In 1941, as World War II
loomed, Tuskegee, Alabama
, was selected as the site of an important new development in military training. For the first time, black Americans were to be allowed to serve their country as members of the United States Army Air Corps. During its five-year history, Tuskegee Army Air Field was home to almost 1,000 African-American pilots. More than 10,000 black men and women served as their vital support personnel. Together, they filled the ranks of the 99th Fighter Squadron, the 332nd Fighter Group, and the 477th Bombardment Group. Their remarkable achievements at home and overseas destroyed stereotypes and helped to bring about the eventual integration of the United States military.
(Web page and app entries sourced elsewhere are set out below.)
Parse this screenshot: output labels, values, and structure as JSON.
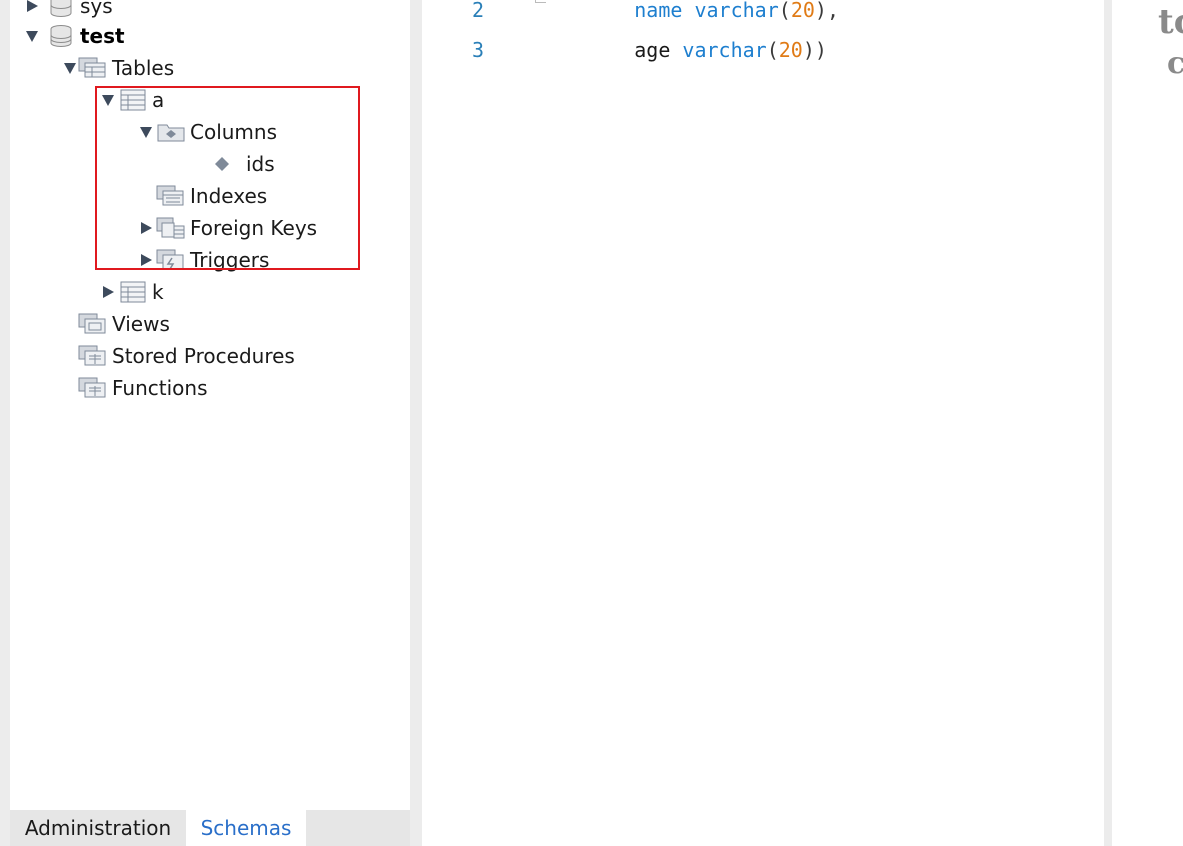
{
  "schema_tree": {
    "databases": [
      {
        "name": "sys",
        "expanded": false
      },
      {
        "name": "test",
        "expanded": true,
        "active": true
      }
    ],
    "tables_label": "Tables",
    "table_a": {
      "name": "a",
      "columns_label": "Columns",
      "columns": [
        "ids"
      ],
      "indexes_label": "Indexes",
      "foreign_keys_label": "Foreign Keys",
      "triggers_label": "Triggers"
    },
    "table_k": {
      "name": "k"
    },
    "views_label": "Views",
    "stored_procedures_label": "Stored Procedures",
    "functions_label": "Functions"
  },
  "bottom_tabs": {
    "administration": "Administration",
    "schemas": "Schemas",
    "active": "Schemas"
  },
  "editor": {
    "lines": [
      {
        "number": "2",
        "tokens": [
          {
            "text": "name",
            "kind": "kw"
          },
          {
            "text": " ",
            "kind": "plain"
          },
          {
            "text": "varchar",
            "kind": "kw"
          },
          {
            "text": "(",
            "kind": "pn"
          },
          {
            "text": "20",
            "kind": "num"
          },
          {
            "text": "),",
            "kind": "pn"
          }
        ]
      },
      {
        "number": "3",
        "tokens": [
          {
            "text": "age",
            "kind": "plain"
          },
          {
            "text": " ",
            "kind": "plain"
          },
          {
            "text": "varchar",
            "kind": "kw"
          },
          {
            "text": "(",
            "kind": "pn"
          },
          {
            "text": "20",
            "kind": "num"
          },
          {
            "text": "))",
            "kind": "pn"
          }
        ]
      }
    ]
  },
  "right_panel": {
    "snippet_1": "tc",
    "snippet_2": "c"
  },
  "colors": {
    "keyword": "#1e7fcf",
    "number": "#e07b16",
    "line_number": "#2a7fb8",
    "active_tab_text": "#2a6fc9",
    "highlight_box": "#e0191f"
  }
}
Under the harsh restrictions of segregation, the African-Americans both trained and served together, and in this forced isolation, developed unbreakable bonds .
Alabama was part of the territory of the Old Southwest, to which American migration brought increased settlement leading to statehood in 1819. World War II was fought between the Allies and the Axis powers between 1939 and 1945.